Although I wanted to write this column before Thanksgiving, the slave wouldn’t let me use the computer because she said she didn’t want me to lose the story she was working on. Well, I just waited until she had lost it herself and then told her to move over because it was my turn to play with words. Besides, I had something to say about the holiday from a dog’s point-of-view.
She is always telling me what I should be thankful for, but she doesn’t realize I have a mind of my own and need to tell her what she should be thankful for. First of all, she should be thankful she is my slave and my friend because I keep her in touch with reality and give her a major reason to enjoy life. I am her caretaker and see that she gets up in the morning to feed me and to make her coffee. I then see that she has plenty of exercise by demanding to go outside long enough for her to get back to her chair so I can then pound on the door and force her to let me inside again. She needs to move around more than she does and would just sit in her chair indefinitely if I didn’t cause her to obey my orders.

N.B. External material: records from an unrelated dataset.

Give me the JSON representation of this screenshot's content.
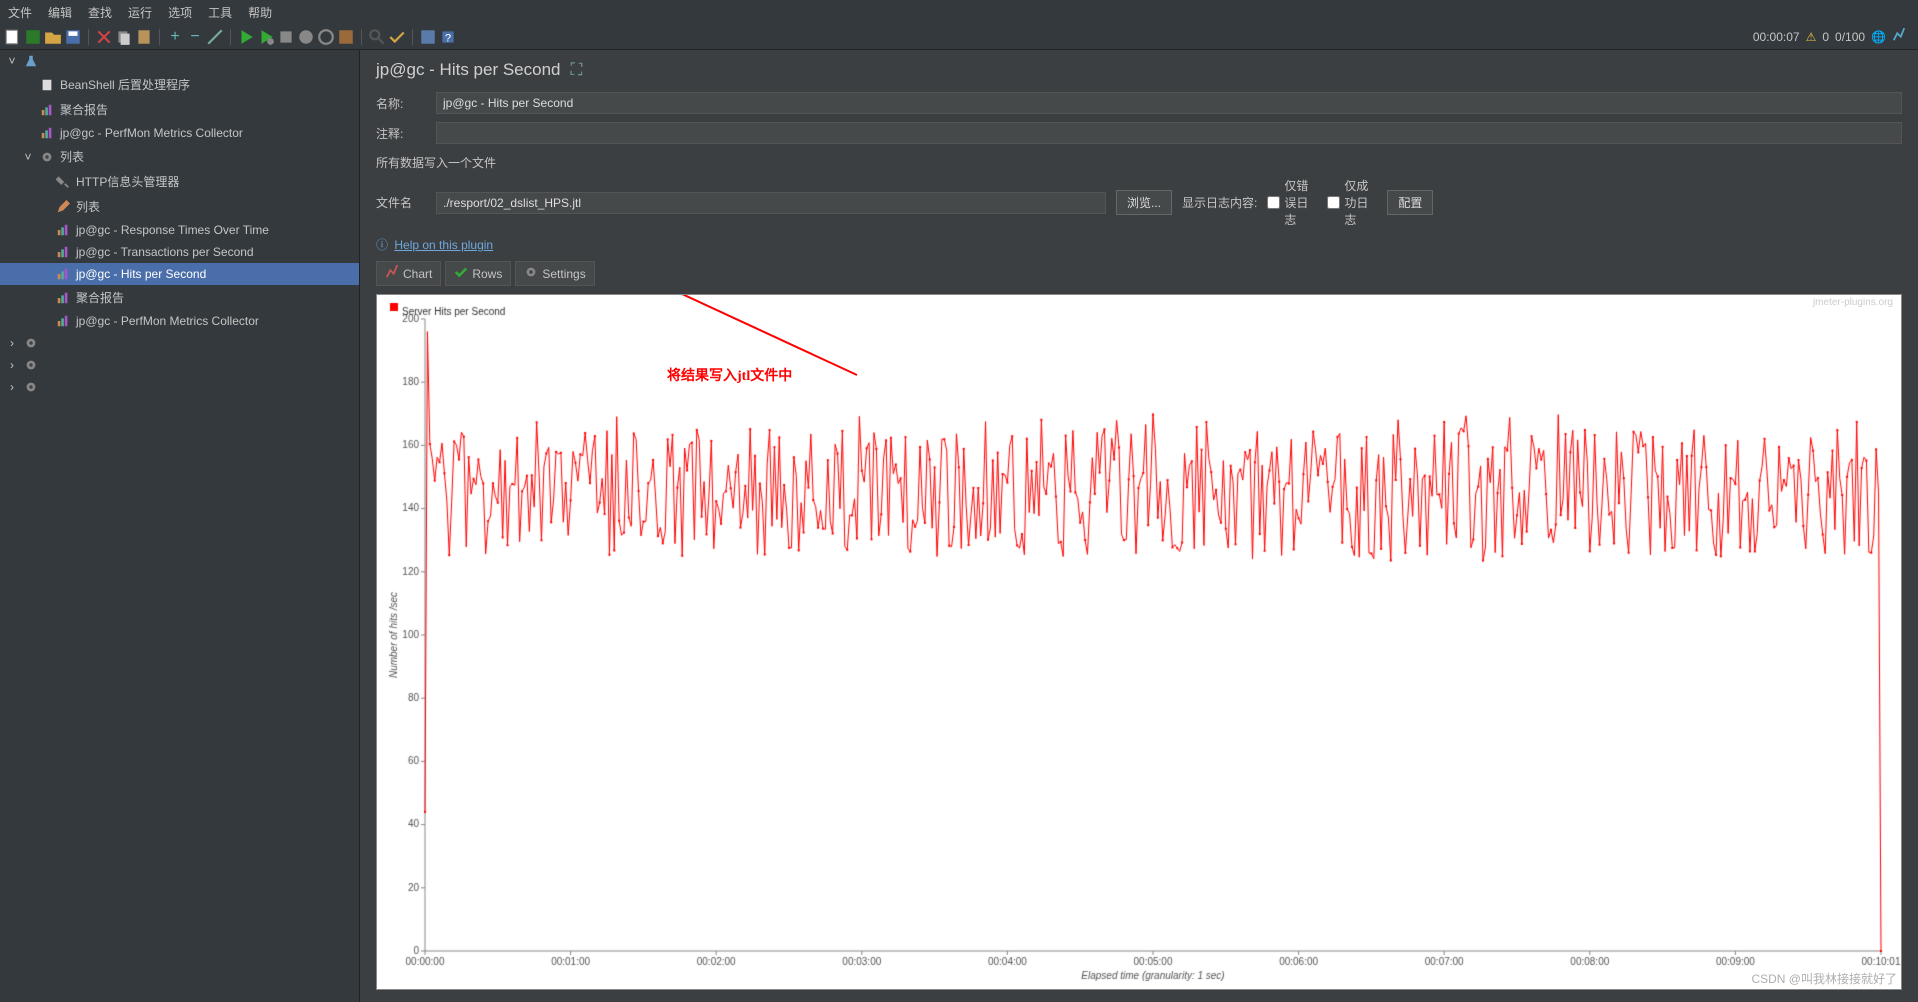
{
  "menubar": [
    "文件",
    "编辑",
    "查找",
    "运行",
    "选项",
    "工具",
    "帮助"
  ],
  "toolbar_right": {
    "timer": "00:00:07",
    "warn": "0",
    "threads": "0/100"
  },
  "tree": [
    {
      "indent": 0,
      "expander": "˅",
      "icon": "flask",
      "label": ""
    },
    {
      "indent": 1,
      "expander": "",
      "icon": "doc",
      "label": "BeanShell 后置处理程序"
    },
    {
      "indent": 1,
      "expander": "",
      "icon": "chart",
      "label": "聚合报告"
    },
    {
      "indent": 1,
      "expander": "",
      "icon": "chart",
      "label": "jp@gc - PerfMon Metrics Collector"
    },
    {
      "indent": 1,
      "expander": "˅",
      "icon": "gear",
      "label": "列表"
    },
    {
      "indent": 2,
      "expander": "",
      "icon": "wrench",
      "label": "HTTP信息头管理器"
    },
    {
      "indent": 2,
      "expander": "",
      "icon": "pencil",
      "label": "列表"
    },
    {
      "indent": 2,
      "expander": "",
      "icon": "chart",
      "label": "jp@gc - Response Times Over Time"
    },
    {
      "indent": 2,
      "expander": "",
      "icon": "chart",
      "label": "jp@gc - Transactions per Second"
    },
    {
      "indent": 2,
      "expander": "",
      "icon": "chart",
      "label": "jp@gc - Hits per Second",
      "selected": true
    },
    {
      "indent": 2,
      "expander": "",
      "icon": "chart",
      "label": "聚合报告"
    },
    {
      "indent": 2,
      "expander": "",
      "icon": "chart",
      "label": "jp@gc - PerfMon Metrics Collector"
    },
    {
      "indent": 0,
      "expander": "›",
      "icon": "gear",
      "label": ""
    },
    {
      "indent": 0,
      "expander": "›",
      "icon": "gear",
      "label": ""
    },
    {
      "indent": 0,
      "expander": "›",
      "icon": "gear",
      "label": ""
    }
  ],
  "panel": {
    "title": "jp@gc - Hits per Second",
    "name_label": "名称:",
    "name_value": "jp@gc - Hits per Second",
    "note_label": "注释:",
    "note_value": "",
    "section": "所有数据写入一个文件",
    "file_label": "文件名",
    "file_value": "./resport/02_dslist_HPS.jtl",
    "browse": "浏览...",
    "display_log": "显示日志内容:",
    "only_error": "仅错误日志",
    "only_success": "仅成功日志",
    "config": "配置",
    "help": "Help on this plugin",
    "tabs": [
      "Chart",
      "Rows",
      "Settings"
    ]
  },
  "chart_data": {
    "type": "line",
    "title": "",
    "legend": "Server Hits per Second",
    "xlabel": "Elapsed time (granularity: 1 sec)",
    "ylabel": "Number of hits /sec",
    "ylim": [
      0,
      200
    ],
    "yticks": [
      0,
      20,
      40,
      60,
      80,
      100,
      120,
      140,
      160,
      180,
      200
    ],
    "xticks": [
      "00:00:00",
      "00:01:00",
      "00:02:00",
      "00:03:00",
      "00:04:00",
      "00:05:00",
      "00:06:00",
      "00:07:00",
      "00:08:00",
      "00:09:00",
      "00:10:01"
    ],
    "watermark": "jmeter-plugins.org",
    "annotation": "将结果写入jtl文件中",
    "csdn": "CSDN @叫我林接接就好了",
    "series": [
      {
        "name": "Server Hits per Second",
        "color": "#ff0000",
        "start_value": 44,
        "spike_value": 196,
        "end_value": 0,
        "mean": 145,
        "jitter_min": 128,
        "jitter_max": 165,
        "duration_sec": 601,
        "n_points": 601
      }
    ]
  }
}
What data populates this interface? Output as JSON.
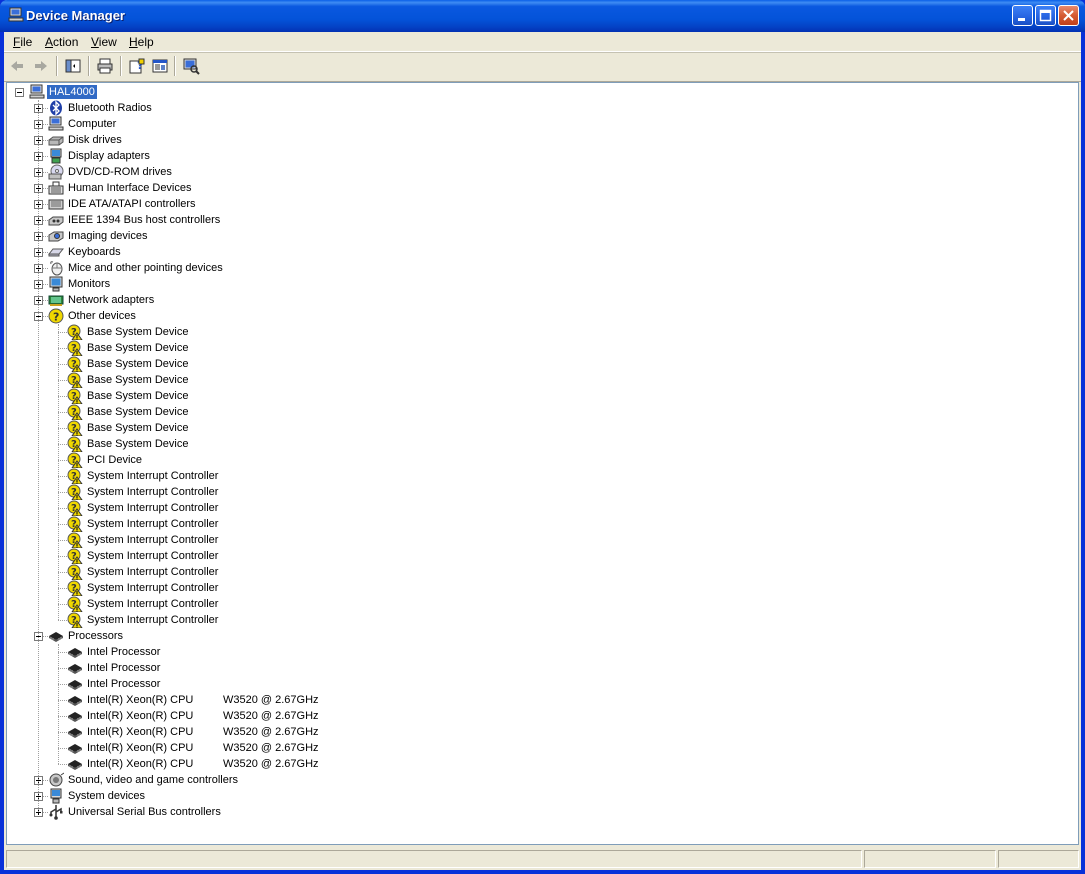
{
  "window": {
    "title": "Device Manager"
  },
  "menu": [
    {
      "label": "File",
      "u": "F",
      "rest": "ile"
    },
    {
      "label": "Action",
      "u": "A",
      "rest": "ction"
    },
    {
      "label": "View",
      "u": "V",
      "rest": "iew"
    },
    {
      "label": "Help",
      "u": "H",
      "rest": "elp"
    }
  ],
  "toolbar": [
    "back-icon",
    "forward-icon",
    "show-hide-tree-icon",
    "print-icon",
    "help-icon",
    "properties-icon",
    "scan-hardware-icon"
  ],
  "tree": {
    "root": "HAL4000",
    "categories": [
      {
        "label": "Bluetooth Radios",
        "icon": "bluetooth-icon",
        "expanded": false
      },
      {
        "label": "Computer",
        "icon": "computer-icon",
        "expanded": false
      },
      {
        "label": "Disk drives",
        "icon": "disk-drive-icon",
        "expanded": false
      },
      {
        "label": "Display adapters",
        "icon": "display-adapter-icon",
        "expanded": false
      },
      {
        "label": "DVD/CD-ROM drives",
        "icon": "dvd-drive-icon",
        "expanded": false
      },
      {
        "label": "Human Interface Devices",
        "icon": "hid-icon",
        "expanded": false
      },
      {
        "label": "IDE ATA/ATAPI controllers",
        "icon": "ide-controller-icon",
        "expanded": false
      },
      {
        "label": "IEEE 1394 Bus host controllers",
        "icon": "ieee1394-icon",
        "expanded": false
      },
      {
        "label": "Imaging devices",
        "icon": "imaging-device-icon",
        "expanded": false
      },
      {
        "label": "Keyboards",
        "icon": "keyboard-icon",
        "expanded": false
      },
      {
        "label": "Mice and other pointing devices",
        "icon": "mouse-icon",
        "expanded": false
      },
      {
        "label": "Monitors",
        "icon": "monitor-icon",
        "expanded": false
      },
      {
        "label": "Network adapters",
        "icon": "network-adapter-icon",
        "expanded": false
      },
      {
        "label": "Other devices",
        "icon": "unknown-device-icon",
        "expanded": true,
        "children": [
          {
            "label": "Base System Device",
            "icon": "warning-device-icon"
          },
          {
            "label": "Base System Device",
            "icon": "warning-device-icon"
          },
          {
            "label": "Base System Device",
            "icon": "warning-device-icon"
          },
          {
            "label": "Base System Device",
            "icon": "warning-device-icon"
          },
          {
            "label": "Base System Device",
            "icon": "warning-device-icon"
          },
          {
            "label": "Base System Device",
            "icon": "warning-device-icon"
          },
          {
            "label": "Base System Device",
            "icon": "warning-device-icon"
          },
          {
            "label": "Base System Device",
            "icon": "warning-device-icon"
          },
          {
            "label": "PCI Device",
            "icon": "warning-device-icon"
          },
          {
            "label": "System Interrupt Controller",
            "icon": "warning-device-icon"
          },
          {
            "label": "System Interrupt Controller",
            "icon": "warning-device-icon"
          },
          {
            "label": "System Interrupt Controller",
            "icon": "warning-device-icon"
          },
          {
            "label": "System Interrupt Controller",
            "icon": "warning-device-icon"
          },
          {
            "label": "System Interrupt Controller",
            "icon": "warning-device-icon"
          },
          {
            "label": "System Interrupt Controller",
            "icon": "warning-device-icon"
          },
          {
            "label": "System Interrupt Controller",
            "icon": "warning-device-icon"
          },
          {
            "label": "System Interrupt Controller",
            "icon": "warning-device-icon"
          },
          {
            "label": "System Interrupt Controller",
            "icon": "warning-device-icon"
          },
          {
            "label": "System Interrupt Controller",
            "icon": "warning-device-icon"
          }
        ]
      },
      {
        "label": "Processors",
        "icon": "processor-icon",
        "expanded": true,
        "children": [
          {
            "label": "Intel Processor",
            "icon": "processor-icon"
          },
          {
            "label": "Intel Processor",
            "icon": "processor-icon"
          },
          {
            "label": "Intel Processor",
            "icon": "processor-icon"
          },
          {
            "label": "Intel(R) Xeon(R) CPU",
            "suffix": "W3520  @ 2.67GHz",
            "icon": "processor-icon"
          },
          {
            "label": "Intel(R) Xeon(R) CPU",
            "suffix": "W3520  @ 2.67GHz",
            "icon": "processor-icon"
          },
          {
            "label": "Intel(R) Xeon(R) CPU",
            "suffix": "W3520  @ 2.67GHz",
            "icon": "processor-icon"
          },
          {
            "label": "Intel(R) Xeon(R) CPU",
            "suffix": "W3520  @ 2.67GHz",
            "icon": "processor-icon"
          },
          {
            "label": "Intel(R) Xeon(R) CPU",
            "suffix": "W3520  @ 2.67GHz",
            "icon": "processor-icon"
          }
        ]
      },
      {
        "label": "Sound, video and game controllers",
        "icon": "sound-icon",
        "expanded": false
      },
      {
        "label": "System devices",
        "icon": "system-devices-icon",
        "expanded": false
      },
      {
        "label": "Universal Serial Bus controllers",
        "icon": "usb-icon",
        "expanded": false
      }
    ]
  }
}
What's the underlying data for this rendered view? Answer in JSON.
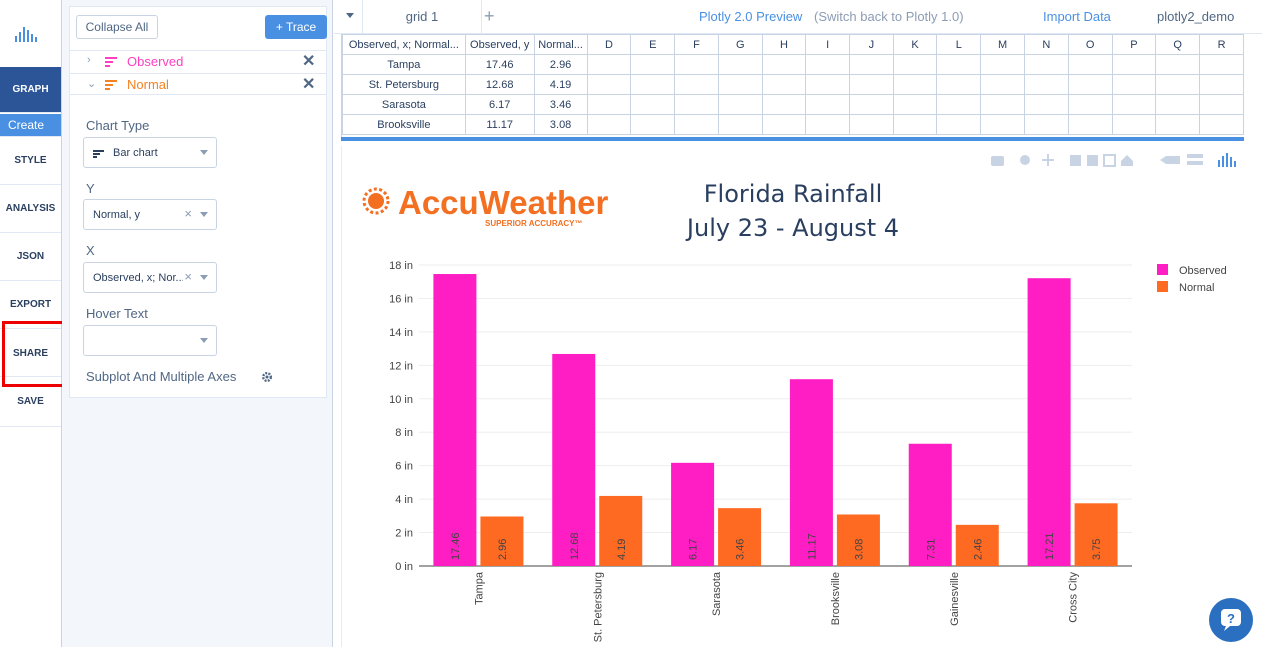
{
  "nav": {
    "items": [
      "GRAPH",
      "Create",
      "STYLE",
      "ANALYSIS",
      "JSON",
      "EXPORT",
      "SHARE",
      "SAVE"
    ]
  },
  "panel": {
    "collapse_all": "Collapse All",
    "add_trace": "+ Trace",
    "traces": [
      {
        "name": "Observed",
        "color": "#ff3fbf"
      },
      {
        "name": "Normal",
        "color": "#f58220"
      }
    ],
    "chart_type_label": "Chart Type",
    "chart_type_value": "Bar chart",
    "y_label": "Y",
    "y_value": "Normal, y",
    "x_label": "X",
    "x_value": "Observed, x; Nor...",
    "hover_label": "Hover Text",
    "hover_value": "",
    "subplot_label": "Subplot And Multiple Axes"
  },
  "topbar": {
    "grid_name": "grid 1",
    "preview": "Plotly 2.0 Preview",
    "switch_back": "(Switch back to Plotly 1.0)",
    "import_data": "Import Data",
    "user": "plotly2_demo"
  },
  "grid": {
    "headers": [
      "Observed, x; Normal...",
      "Observed, y",
      "Normal...",
      "D",
      "E",
      "F",
      "G",
      "H",
      "I",
      "J",
      "K",
      "L",
      "M",
      "N",
      "O",
      "P",
      "Q",
      "R"
    ],
    "rows": [
      [
        "Tampa",
        "17.46",
        "2.96"
      ],
      [
        "St. Petersburg",
        "12.68",
        "4.19"
      ],
      [
        "Sarasota",
        "6.17",
        "3.46"
      ],
      [
        "Brooksville",
        "11.17",
        "3.08"
      ]
    ]
  },
  "logo": {
    "name": "AccuWeather",
    "tagline": "SUPERIOR ACCURACY™"
  },
  "colors": {
    "observed": "#ff1dc4",
    "normal": "#ff6a22",
    "accent": "#4a90e2",
    "nav_dark": "#2b5597"
  },
  "chart_data": {
    "type": "bar",
    "title": "Florida Rainfall",
    "subtitle": "July 23 - August 4",
    "categories": [
      "Tampa",
      "St. Petersburg",
      "Sarasota",
      "Brooksville",
      "Gainesville",
      "Cross City"
    ],
    "series": [
      {
        "name": "Observed",
        "values": [
          17.46,
          12.68,
          6.17,
          11.17,
          7.31,
          17.21
        ]
      },
      {
        "name": "Normal",
        "values": [
          2.96,
          4.19,
          3.46,
          3.08,
          2.46,
          3.75
        ]
      }
    ],
    "ylim": [
      0,
      18
    ],
    "yticks": [
      "0 in",
      "2 in",
      "4 in",
      "6 in",
      "8 in",
      "10 in",
      "12 in",
      "14 in",
      "16 in",
      "18 in"
    ],
    "legend": "top-right",
    "grid": true
  }
}
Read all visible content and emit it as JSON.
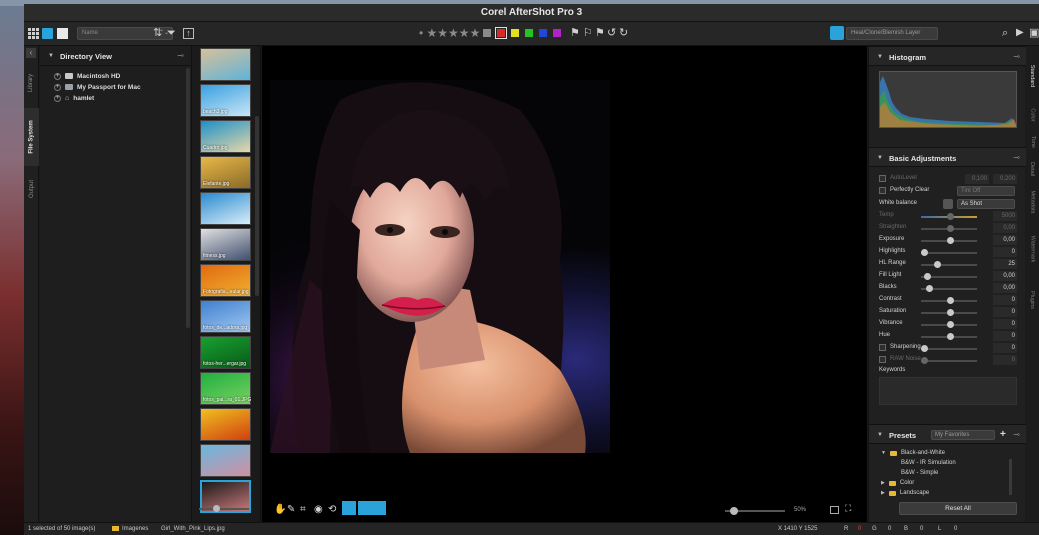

Of course, I am thankful that the slave prepares my food while she is preparing her own and have a feeling she might not eat regularly if I didn’t let her know that she should be feeding me breakfast, lunch, or dinner. Also, I let her share a few bites of her food with me when she has cooked meat that I like. By doing so, I keep some of the weight off her even though I might gain a little myself. I have even learned to like some of the vegetables she serves when she will mash them a bit and put them in with my kibbles. Peas and carrots are my real favorites, but I also like pinto beans with a dab of green chile. At least, all those add color to the really dull dry food.
I am always thankful for the Sunday drives we take even if I make her chase me all over the backyard before I will get into the car. She doesn’t realize I am giving her a chance to warm up what is left of her muscles before we go for our walk in the country. I am also glad she keeps me on the leash during those walks because I might lose her along the way and would have to go for help in order to find her.
She is apt to stop to take pictures or just to look at the scenery, and I might forget to stop if I didn’t hit the end of that leash. I’m also glad she takes water along because I sometimes forget to drink before we leave town and am usually very thirsty before we finish those walks.
Most of all, I am thankful to be a dog because I don’t have to do much of anything I don’t want to do. I can run and play when I want to and don’t have to answer the phone when it interrupts my naps. I can sit in the yard and visit with my other barking friends when we decide to talk at the top of our lungs.
I can chase the birds, cause the cats to leave the yard, and play with the lizards. I can roll in the grass and hide in the bushes when the slave is trying to find me after dark. Just watching her dash from place to place is major entertainment and also lets me know she really cares when she gets to hunting seriously and then bends down to pat me on the back when I finally decide she has looked long enough.
I don’t have to set aside a day called Thanksgiving because I am thankful every day. I am most thankful at night when I can sit in the chair beside the slave and let her rub my back while she stares at television. I know I make her feel secure because I feel secure. I don’t have to say anything to her while she is talking to me, and she knows I will at least pretend to listen when she thinks she has a problem.
I’m thankful to live on this corner and to be able to write this column on occasion so you can get a small glimpse of the canine world. Just be thankful every day and enjoy life as much as I do and you will feel great.